What: Operators with Doomsquad
Where: Upstairs Cabaret, 15 Bastion Sq.
When: Thursday, June 6, 8 p.m.
Tickets: $18.50 at Eventbrite.ca and Lyle’s Place
It took nearly 20 years and as many albums for Dan Boeckner to find the sweet spot where the music he envisioned during the writing process wound up being the music he recorded during studio sessions. But he found it on Radiant Dawn, the new recording from his Montreal synth-rock trio, Operators.
“I pushed my songwriting forward, and the sonics being used,” Boeckner said during a recent tour stop in Edmonton. “This record is the closest I think I’ve gotten . . . how I wanted the record to sound and how it turned out sort of balanced out, which is a pretty rare thing. It pushed me forward into a new chapter of writing.”
Boeckner and his bandmates in Operators — keyboardist Devojka and drummer Sam Brown — released Radiant Dawn on May 31 after a year-long process that was interrupted by recording sessions for the new album from indie rockers Wolf Parade, one of Boeckner’s many other projects.
With a schedule that keeps him on the road for months at a time, Boeckner was forced to write some of the hazy, harrowing lyrics to Radiant Dawn during time off from Wolf Parade’s sessions at Ladysmith recording studio Risque Disque, a converted stone house built to look like a church.
The setting wound up being the perfect location for a songwriting session, Boeckner said. “It was really isolated, but really cool. That environment rubbed off on both projects.”
Boeckner, 41, was raised in Lake Cowichan, but hasn’t lived on Vancouver Island for some time. The lure of the Island remains strong, however.
He worked with director Panos Cosmatos on his acclaimed 2018 film Mandy, the Nicolas Cage revenge fantasy that drew raves for its visual panache. Boeckner and Cosmatos, who was raised in Victoria, are longtime friends, and the director hired Boeckner to co-write the song Amulet of the Weeping Maze for the film’s cult leader character, Jeremiah Sand, a failed musician played by Linus Roche.
The cult leader named his followers Children of the New Dawn, which inspired the title for the new Operators album. “Panos and I experienced Vancouver Island on the same wavelength,” Boeckner said with a laugh.
“Living in that place in your formative years gives you a certain perspective on life.
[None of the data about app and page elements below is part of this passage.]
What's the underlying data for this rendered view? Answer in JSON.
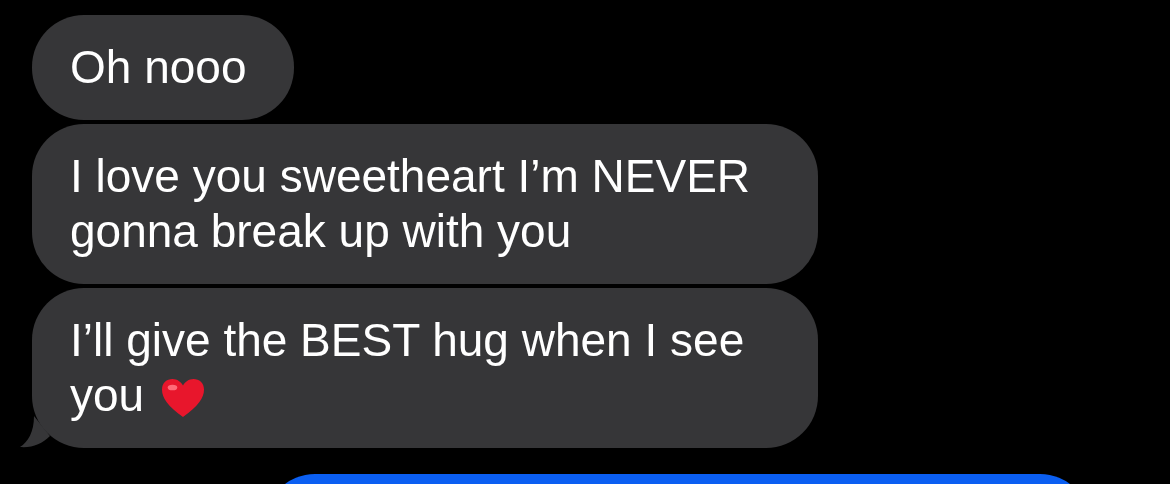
{
  "messages": [
    {
      "kind": "received",
      "text": "Oh nooo",
      "tail": false,
      "heart": false
    },
    {
      "kind": "received",
      "text": "I love you sweetheart I’m NEVER gonna break up with you",
      "tail": false,
      "heart": false
    },
    {
      "kind": "received",
      "text": "I’ll give the BEST hug when I see you",
      "tail": true,
      "heart": true
    },
    {
      "kind": "sent"
    }
  ]
}
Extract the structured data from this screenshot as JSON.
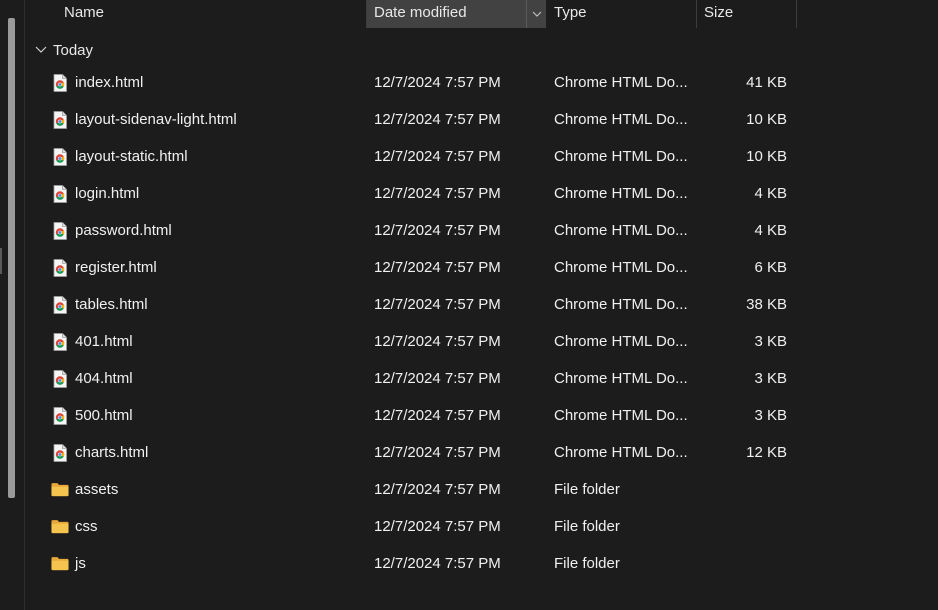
{
  "header": {
    "name_label": "Name",
    "date_label": "Date modified",
    "type_label": "Type",
    "size_label": "Size"
  },
  "group": {
    "label": "Today"
  },
  "files": [
    {
      "name": "index.html",
      "date": "12/7/2024 7:57 PM",
      "type": "Chrome HTML Do...",
      "size": "41 KB",
      "icon": "chrome-html-file-icon"
    },
    {
      "name": "layout-sidenav-light.html",
      "date": "12/7/2024 7:57 PM",
      "type": "Chrome HTML Do...",
      "size": "10 KB",
      "icon": "chrome-html-file-icon"
    },
    {
      "name": "layout-static.html",
      "date": "12/7/2024 7:57 PM",
      "type": "Chrome HTML Do...",
      "size": "10 KB",
      "icon": "chrome-html-file-icon"
    },
    {
      "name": "login.html",
      "date": "12/7/2024 7:57 PM",
      "type": "Chrome HTML Do...",
      "size": "4 KB",
      "icon": "chrome-html-file-icon"
    },
    {
      "name": "password.html",
      "date": "12/7/2024 7:57 PM",
      "type": "Chrome HTML Do...",
      "size": "4 KB",
      "icon": "chrome-html-file-icon"
    },
    {
      "name": "register.html",
      "date": "12/7/2024 7:57 PM",
      "type": "Chrome HTML Do...",
      "size": "6 KB",
      "icon": "chrome-html-file-icon"
    },
    {
      "name": "tables.html",
      "date": "12/7/2024 7:57 PM",
      "type": "Chrome HTML Do...",
      "size": "38 KB",
      "icon": "chrome-html-file-icon"
    },
    {
      "name": "401.html",
      "date": "12/7/2024 7:57 PM",
      "type": "Chrome HTML Do...",
      "size": "3 KB",
      "icon": "chrome-html-file-icon"
    },
    {
      "name": "404.html",
      "date": "12/7/2024 7:57 PM",
      "type": "Chrome HTML Do...",
      "size": "3 KB",
      "icon": "chrome-html-file-icon"
    },
    {
      "name": "500.html",
      "date": "12/7/2024 7:57 PM",
      "type": "Chrome HTML Do...",
      "size": "3 KB",
      "icon": "chrome-html-file-icon"
    },
    {
      "name": "charts.html",
      "date": "12/7/2024 7:57 PM",
      "type": "Chrome HTML Do...",
      "size": "12 KB",
      "icon": "chrome-html-file-icon"
    },
    {
      "name": "assets",
      "date": "12/7/2024 7:57 PM",
      "type": "File folder",
      "size": "",
      "icon": "folder-icon"
    },
    {
      "name": "css",
      "date": "12/7/2024 7:57 PM",
      "type": "File folder",
      "size": "",
      "icon": "folder-icon"
    },
    {
      "name": "js",
      "date": "12/7/2024 7:57 PM",
      "type": "File folder",
      "size": "",
      "icon": "folder-icon"
    }
  ],
  "colors": {
    "background": "#1c1c1c",
    "header_active": "#424242",
    "folder": "#f4c44e",
    "chrome_red": "#db4437",
    "chrome_green": "#0f9d58",
    "chrome_yellow": "#f4b400",
    "chrome_blue": "#4285f4"
  }
}
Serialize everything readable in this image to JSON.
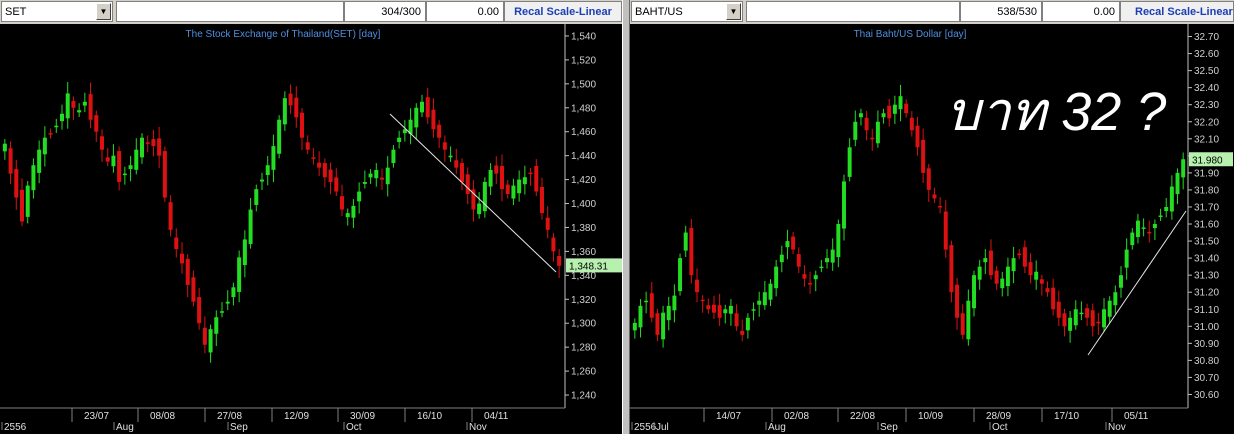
{
  "left": {
    "symbol": "SET",
    "count": "304/300",
    "value": "0.00",
    "recal_label": "Recal Scale-Linear",
    "chart_title": "The Stock Exchange of Thailand(SET) [day]",
    "price_label": "1,348.31",
    "date_ticks": [
      "23/07",
      "08/08",
      "27/08",
      "12/09",
      "30/09",
      "16/10",
      "04/11"
    ],
    "bottom_labels": [
      "2556",
      "Aug",
      "Sep",
      "Oct",
      "Nov"
    ]
  },
  "right": {
    "symbol": "BAHT/US",
    "count": "538/530",
    "value": "0.00",
    "recal_label": "Recal Scale-Linear",
    "chart_title": "Thai Baht/US Dollar [day]",
    "price_label": "31.980",
    "annotation": "บาท 32 ?",
    "date_ticks": [
      "14/07",
      "02/08",
      "22/08",
      "10/09",
      "28/09",
      "17/10",
      "05/11"
    ],
    "bottom_labels": [
      "2556",
      "Jul",
      "Aug",
      "Sep",
      "Oct",
      "Nov"
    ]
  },
  "colors": {
    "up": "#22dd22",
    "down": "#dd1111",
    "title": "#4f8fe0",
    "grid": "#808080",
    "price_bg": "#b8f0b0"
  },
  "chart_data": [
    {
      "type": "candlestick",
      "title": "The Stock Exchange of Thailand(SET) [day]",
      "y_ticks": [
        "1,540",
        "1,520",
        "1,500",
        "1,480",
        "1,460",
        "1,440",
        "1,420",
        "1,400",
        "1,380",
        "1,360",
        "1,340",
        "1,320",
        "1,300",
        "1,280",
        "1,260",
        "1,240"
      ],
      "ylim": [
        1230,
        1550
      ],
      "last": 1348.31,
      "x_ticks": [
        "23/07",
        "08/08",
        "27/08",
        "12/09",
        "30/09",
        "16/10",
        "04/11"
      ],
      "close_path": [
        1450,
        1425,
        1405,
        1385,
        1415,
        1432,
        1445,
        1455,
        1458,
        1465,
        1475,
        1492,
        1480,
        1478,
        1485,
        1470,
        1460,
        1445,
        1435,
        1440,
        1418,
        1425,
        1432,
        1445,
        1455,
        1450,
        1448,
        1440,
        1405,
        1378,
        1362,
        1350,
        1332,
        1318,
        1300,
        1282,
        1295,
        1305,
        1310,
        1318,
        1330,
        1355,
        1370,
        1395,
        1412,
        1420,
        1432,
        1448,
        1470,
        1488,
        1482,
        1472,
        1455,
        1445,
        1438,
        1430,
        1422,
        1418,
        1410,
        1395,
        1392,
        1398,
        1410,
        1418,
        1425,
        1428,
        1420,
        1430,
        1445,
        1455,
        1462,
        1470,
        1480,
        1485,
        1472,
        1462,
        1455,
        1445,
        1440,
        1430,
        1418,
        1408,
        1395,
        1400,
        1418,
        1428,
        1425,
        1412,
        1408,
        1415,
        1420,
        1422,
        1425,
        1410,
        1392,
        1378,
        1360,
        1348
      ]
    },
    {
      "type": "candlestick",
      "title": "Thai Baht/US Dollar [day]",
      "y_ticks": [
        "32.70",
        "32.60",
        "32.50",
        "32.40",
        "32.30",
        "32.20",
        "32.10",
        "32.00",
        "31.90",
        "31.80",
        "31.70",
        "31.60",
        "31.50",
        "31.40",
        "31.30",
        "31.20",
        "31.10",
        "31.00",
        "30.90",
        "30.80",
        "30.70",
        "30.60"
      ],
      "ylim": [
        30.55,
        32.75
      ],
      "last": 31.98,
      "x_ticks": [
        "14/07",
        "02/08",
        "22/08",
        "10/09",
        "28/09",
        "17/10",
        "05/11"
      ],
      "close_path": [
        31.02,
        31.12,
        31.15,
        31.05,
        30.95,
        31.08,
        31.12,
        31.18,
        31.4,
        31.55,
        31.3,
        31.2,
        31.15,
        31.1,
        31.08,
        31.05,
        31.1,
        31.12,
        31.0,
        30.95,
        31.05,
        31.1,
        31.15,
        31.2,
        31.25,
        31.35,
        31.42,
        31.5,
        31.45,
        31.35,
        31.28,
        31.25,
        31.3,
        31.35,
        31.4,
        31.45,
        31.6,
        31.85,
        32.05,
        32.2,
        32.25,
        32.15,
        32.1,
        32.2,
        32.25,
        32.22,
        32.3,
        32.35,
        32.25,
        32.15,
        32.05,
        31.9,
        31.8,
        31.75,
        31.7,
        31.45,
        31.2,
        31.05,
        30.95,
        31.15,
        31.3,
        31.35,
        31.4,
        31.3,
        31.25,
        31.28,
        31.35,
        31.4,
        31.42,
        31.35,
        31.3,
        31.32,
        31.25,
        31.2,
        31.1,
        31.05,
        31.0,
        31.05,
        31.1,
        31.08,
        31.05,
        31.0,
        31.02,
        31.1,
        31.15,
        31.2,
        31.3,
        31.45,
        31.55,
        31.62,
        31.58,
        31.55,
        31.6,
        31.65,
        31.7,
        31.82,
        31.9,
        31.98
      ]
    }
  ]
}
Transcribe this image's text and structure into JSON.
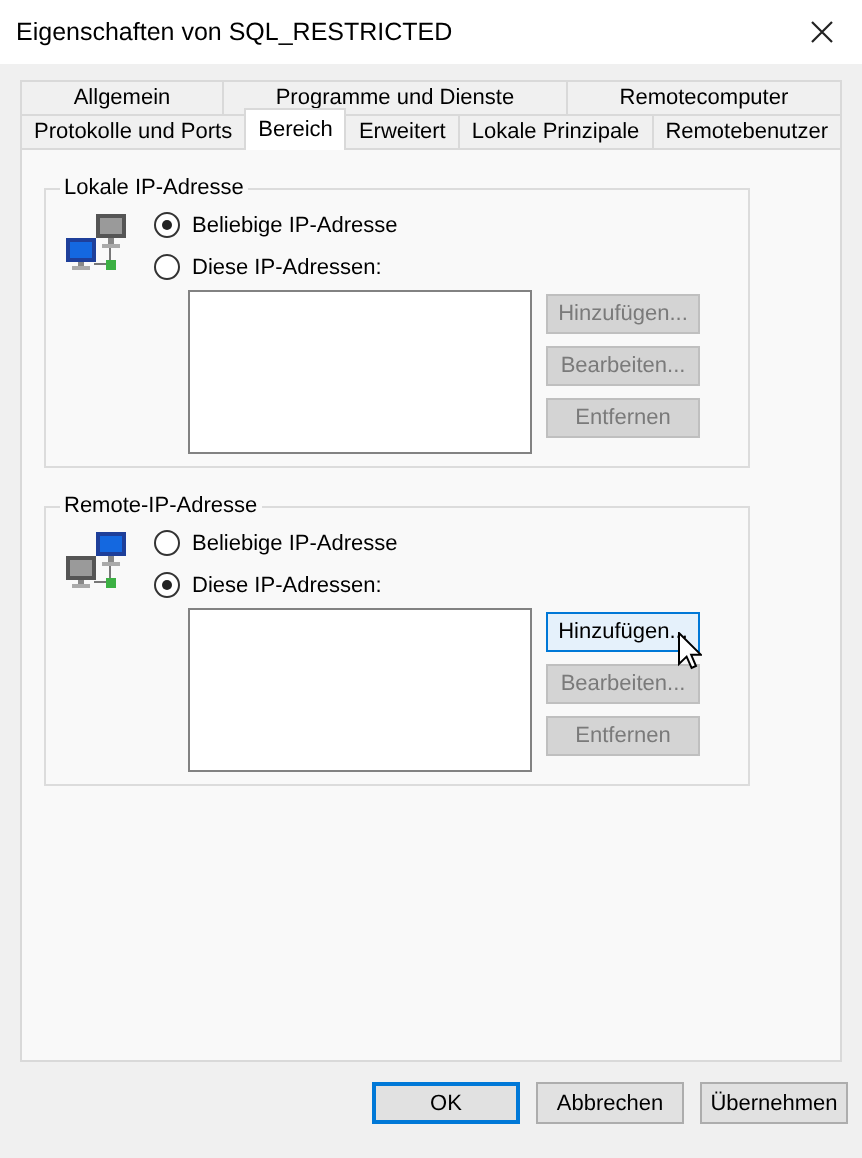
{
  "window": {
    "title": "Eigenschaften von SQL_RESTRICTED"
  },
  "tab_rows": [
    [
      {
        "label": "Allgemein",
        "selected": false
      },
      {
        "label": "Programme und Dienste",
        "selected": false
      },
      {
        "label": "Remotecomputer",
        "selected": false
      }
    ],
    [
      {
        "label": "Protokolle und Ports",
        "selected": false
      },
      {
        "label": "Bereich",
        "selected": true
      },
      {
        "label": "Erweitert",
        "selected": false
      },
      {
        "label": "Lokale Prinzipale",
        "selected": false
      },
      {
        "label": "Remotebenutzer",
        "selected": false
      }
    ]
  ],
  "groups": [
    {
      "title": "Lokale IP-Adresse",
      "kind": "local",
      "options": [
        {
          "label": "Beliebige IP-Adresse",
          "selected": true
        },
        {
          "label": "Diese IP-Adressen:",
          "selected": false
        }
      ],
      "buttons": [
        {
          "label": "Hinzufügen...",
          "disabled": true,
          "hovered": false
        },
        {
          "label": "Bearbeiten...",
          "disabled": true,
          "hovered": false
        },
        {
          "label": "Entfernen",
          "disabled": true,
          "hovered": false
        }
      ]
    },
    {
      "title": "Remote-IP-Adresse",
      "kind": "remote",
      "options": [
        {
          "label": "Beliebige IP-Adresse",
          "selected": false
        },
        {
          "label": "Diese IP-Adressen:",
          "selected": true
        }
      ],
      "buttons": [
        {
          "label": "Hinzufügen...",
          "disabled": false,
          "hovered": true
        },
        {
          "label": "Bearbeiten...",
          "disabled": true,
          "hovered": false
        },
        {
          "label": "Entfernen",
          "disabled": true,
          "hovered": false
        }
      ]
    }
  ],
  "footer_buttons": [
    {
      "label": "OK",
      "default": true
    },
    {
      "label": "Abbrechen",
      "default": false
    },
    {
      "label": "Übernehmen",
      "default": false
    }
  ]
}
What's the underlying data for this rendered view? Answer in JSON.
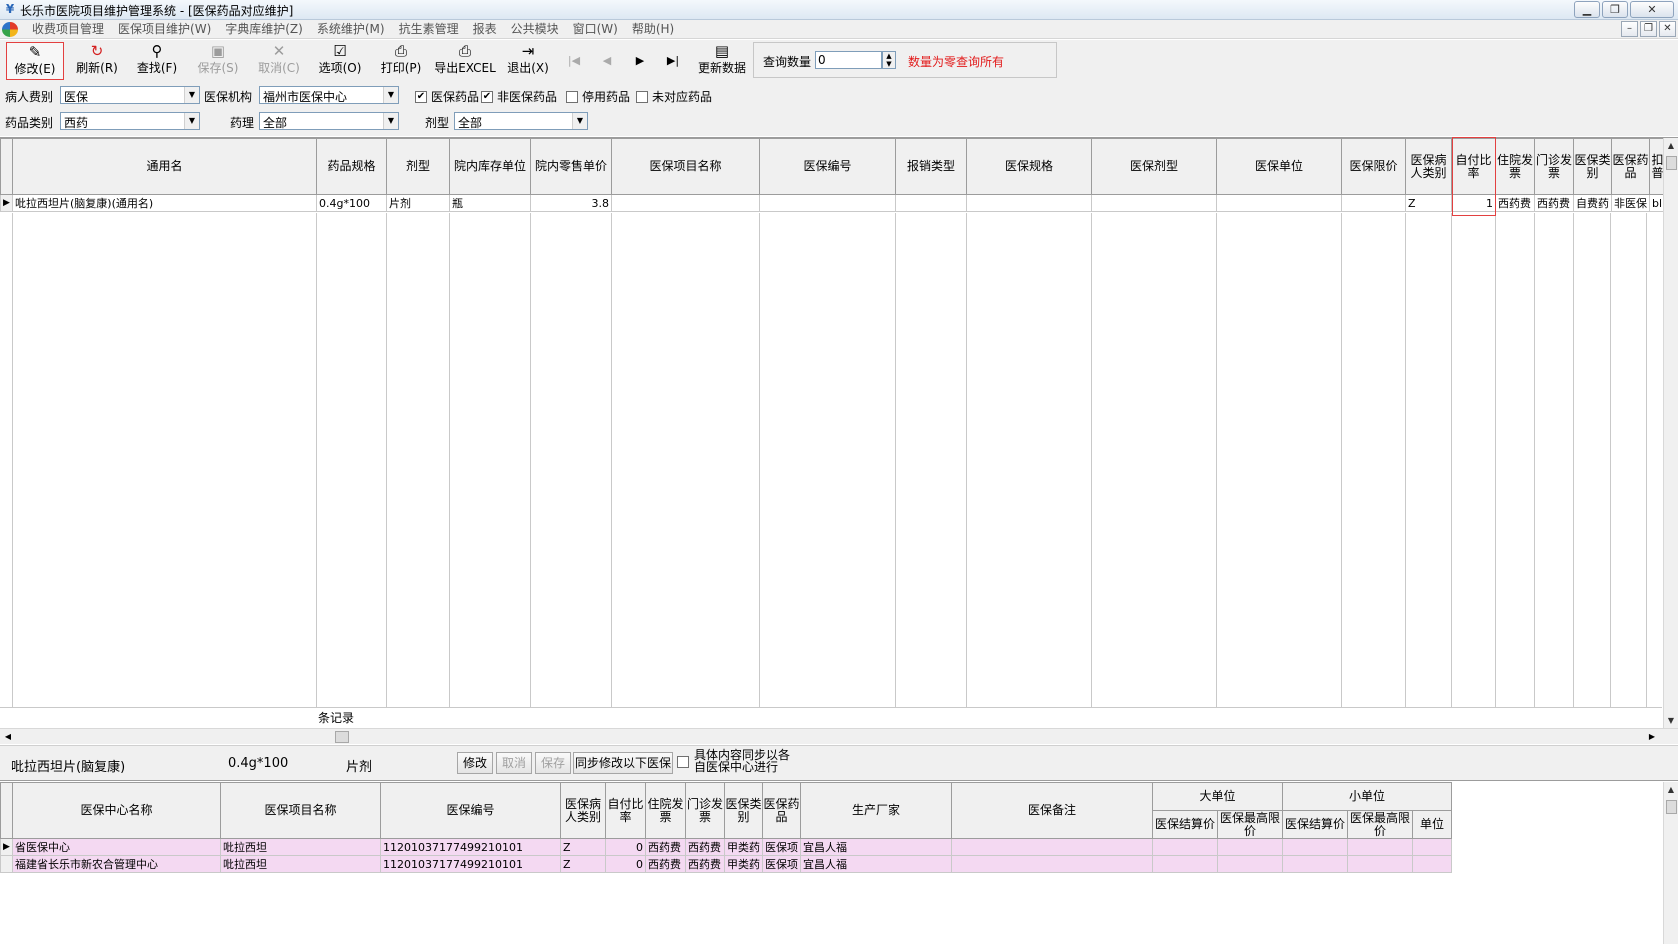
{
  "window": {
    "title": "长乐市医院项目维护管理系统 - [医保药品对应维护]",
    "controls": [
      "▁",
      "❐",
      "✕"
    ]
  },
  "menu": {
    "items": [
      "收费项目管理",
      "医保项目维护(W)",
      "字典库维护(Z)",
      "系统维护(M)",
      "抗生素管理",
      "报表",
      "公共模块",
      "窗口(W)",
      "帮助(H)"
    ],
    "mdi_controls": [
      "–",
      "❐",
      "✕"
    ]
  },
  "toolbar": {
    "modify": "修改(E)",
    "refresh": "刷新(R)",
    "find": "查找(F)",
    "save": "保存(S)",
    "cancel": "取消(C)",
    "options": "选项(O)",
    "print": "打印(P)",
    "export": "导出EXCEL",
    "exit": "退出(X)",
    "update": "更新数据",
    "query_label": "查询数量",
    "query_value": "0",
    "query_hint": "数量为零查询所有"
  },
  "filters": {
    "patient_type_label": "病人费别",
    "patient_type_value": "医保",
    "org_label": "医保机构",
    "org_value": "福州市医保中心",
    "chk_insured": "医保药品",
    "chk_insured_checked": true,
    "chk_noninsured": "非医保药品",
    "chk_noninsured_checked": true,
    "chk_disabled": "停用药品",
    "chk_disabled_checked": false,
    "chk_unmatched": "未对应药品",
    "chk_unmatched_checked": false,
    "drug_cat_label": "药品类别",
    "drug_cat_value": "西药",
    "pharm_label": "药理",
    "pharm_value": "全部",
    "form_label": "剂型",
    "form_value": "全部"
  },
  "main_grid": {
    "headers": [
      "通用名",
      "药品规格",
      "剂型",
      "院内库存单位",
      "院内零售单价",
      "医保项目名称",
      "医保编号",
      "报销类型",
      "医保规格",
      "医保剂型",
      "医保单位",
      "医保限价",
      "医保病人类别",
      "自付比率",
      "住院发票",
      "门诊发票",
      "医保类别",
      "医保药品",
      "扣普"
    ],
    "rows": [
      [
        "吡拉西坦片(脑复康)(通用名)",
        "0.4g*100",
        "片剂",
        "瓶",
        "3.8",
        "",
        "",
        "",
        "",
        "",
        "",
        "",
        "Z",
        "1",
        "西药费",
        "西药费",
        "自费药",
        "非医保",
        "bl"
      ]
    ],
    "footer": "条记录"
  },
  "detail": {
    "name": "吡拉西坦片(脑复康)",
    "spec": "0.4g*100",
    "form": "片剂",
    "btn_modify": "修改",
    "btn_cancel": "取消",
    "btn_save": "保存",
    "btn_sync": "同步修改以下医保",
    "sync_text": "具体内容同步以各自医保中心进行"
  },
  "lower_grid": {
    "headers": [
      "医保中心名称",
      "医保项目名称",
      "医保编号",
      "医保病人类别",
      "自付比率",
      "住院发票",
      "门诊发票",
      "医保类别",
      "医保药品",
      "生产厂家",
      "医保备注"
    ],
    "group_big": "大单位",
    "group_small": "小单位",
    "sub_headers": [
      "医保结算价",
      "医保最高限价",
      "医保结算价",
      "医保最高限价",
      "单位"
    ],
    "rows": [
      [
        "省医保中心",
        "吡拉西坦",
        "11201037177499210101",
        "Z",
        "0",
        "西药费",
        "西药费",
        "甲类药",
        "医保项",
        "宜昌人福",
        "",
        "",
        "",
        "",
        "",
        ""
      ],
      [
        "福建省长乐市新农合管理中心",
        "吡拉西坦",
        "11201037177499210101",
        "Z",
        "0",
        "西药费",
        "西药费",
        "甲类药",
        "医保项",
        "宜昌人福",
        "",
        "",
        "",
        "",
        "",
        ""
      ]
    ]
  }
}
It’s hard to explain, but it was a very trippy place to grow up, in a lot of ways. It’s naturally beautiful, but there’s an underlying darkness on the Island that was easy to tap into.”
Film buffs will recall the tag line from Mandy about the “cosmic darkness” of Cage’s character, a line said in real life by Boeckner’s father to Cosmatos. At the time, the director was making weird videos for Victoria band Atlas Strategic, Boeckner’s earliest musical incarnation, and the thought apparently stayed with him.
When it came time to use it in a film, Mandy — set in woods not unlike areas on the outskirts of Victoria — was an obvious choice.
Radiant Dawn further explores the idea of the darkness that permeates otherwise pretty cities such as Victoria. “For me, Radiant Dawn is the clearest expression I’ve been able to come up with for that feeling. I was happy to be able to get it down in a way that seemed coherent.”
The sound design of the album was paired with a strong visual element. The band’s album art and psychedelic videos recall the grainy VHS era, inspired by everything from Twin Peaks and late-night programming during the early 1980s to cheesy Yugoslavian travel videos. The two components of Radiant Dawn “are supposed to act like a dream,” Boeckner said. “It’s a world for the songs to live in.”
The world Boeckner lives in has roots in several parts of the world, including the U.S., Europe and Southeast Asia. But he is struck by the commonalities. Boeckner and his friends often felt alone during their youth in Victoria, which can be an unforgiving place for artists on the edge. Today, he has come to terms with his hometown, with help from like-minded fans.
“I had a long talk with some fans who came out to our show in Minneapolis and one of them, who grew up outside of the city, told me that Radiant Dawn sounded like winter in that part of the world, that fogged-out strangeness when everything is indistinct. I like that. I like that people can take that and apply it to their own experience.”